## Requirement
Once you have checked each line below, report only the number of lines that contain the word "header".

### Task data ###

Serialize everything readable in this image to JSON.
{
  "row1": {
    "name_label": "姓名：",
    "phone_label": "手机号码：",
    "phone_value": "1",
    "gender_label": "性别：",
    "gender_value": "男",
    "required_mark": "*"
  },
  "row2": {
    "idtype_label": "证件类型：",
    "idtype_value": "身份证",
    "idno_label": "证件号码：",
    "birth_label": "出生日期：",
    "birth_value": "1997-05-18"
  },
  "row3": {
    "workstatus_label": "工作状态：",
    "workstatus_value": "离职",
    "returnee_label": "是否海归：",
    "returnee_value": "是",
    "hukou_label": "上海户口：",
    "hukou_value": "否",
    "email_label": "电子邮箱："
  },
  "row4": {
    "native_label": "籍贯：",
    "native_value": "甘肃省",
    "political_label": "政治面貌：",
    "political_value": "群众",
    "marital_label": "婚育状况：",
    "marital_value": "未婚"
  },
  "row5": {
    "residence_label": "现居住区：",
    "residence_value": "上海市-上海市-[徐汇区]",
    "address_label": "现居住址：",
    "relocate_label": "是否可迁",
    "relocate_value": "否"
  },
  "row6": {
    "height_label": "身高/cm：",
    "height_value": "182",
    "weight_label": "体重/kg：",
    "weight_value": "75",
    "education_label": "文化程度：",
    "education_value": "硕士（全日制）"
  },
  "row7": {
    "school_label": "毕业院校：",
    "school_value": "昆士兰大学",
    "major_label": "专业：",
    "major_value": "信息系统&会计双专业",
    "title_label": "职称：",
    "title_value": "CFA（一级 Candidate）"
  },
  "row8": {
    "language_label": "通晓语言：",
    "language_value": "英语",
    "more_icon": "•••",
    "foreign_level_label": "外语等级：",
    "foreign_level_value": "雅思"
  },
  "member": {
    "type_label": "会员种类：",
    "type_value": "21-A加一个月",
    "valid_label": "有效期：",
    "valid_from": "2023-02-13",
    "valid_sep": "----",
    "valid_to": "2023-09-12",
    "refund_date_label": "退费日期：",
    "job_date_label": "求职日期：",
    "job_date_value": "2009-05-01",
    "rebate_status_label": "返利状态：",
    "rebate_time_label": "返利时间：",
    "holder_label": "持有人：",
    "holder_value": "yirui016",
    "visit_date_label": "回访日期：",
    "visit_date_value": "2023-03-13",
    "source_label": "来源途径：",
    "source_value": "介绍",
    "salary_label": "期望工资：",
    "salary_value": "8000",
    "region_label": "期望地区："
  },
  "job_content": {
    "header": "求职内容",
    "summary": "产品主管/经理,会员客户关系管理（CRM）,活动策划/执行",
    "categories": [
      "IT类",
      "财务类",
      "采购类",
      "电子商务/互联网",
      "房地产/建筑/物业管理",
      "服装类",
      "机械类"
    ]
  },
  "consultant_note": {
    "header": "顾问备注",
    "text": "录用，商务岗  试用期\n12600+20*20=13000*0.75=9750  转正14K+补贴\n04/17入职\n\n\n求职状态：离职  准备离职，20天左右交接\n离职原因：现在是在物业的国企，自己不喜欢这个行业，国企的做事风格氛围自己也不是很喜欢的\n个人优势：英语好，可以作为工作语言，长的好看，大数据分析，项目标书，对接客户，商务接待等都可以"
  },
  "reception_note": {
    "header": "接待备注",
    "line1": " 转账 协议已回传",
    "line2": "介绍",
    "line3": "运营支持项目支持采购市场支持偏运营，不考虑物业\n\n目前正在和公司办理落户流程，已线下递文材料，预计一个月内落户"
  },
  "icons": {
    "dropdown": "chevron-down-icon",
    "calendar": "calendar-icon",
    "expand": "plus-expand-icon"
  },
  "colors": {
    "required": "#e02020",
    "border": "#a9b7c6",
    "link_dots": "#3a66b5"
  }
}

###

## Output of the exercise
3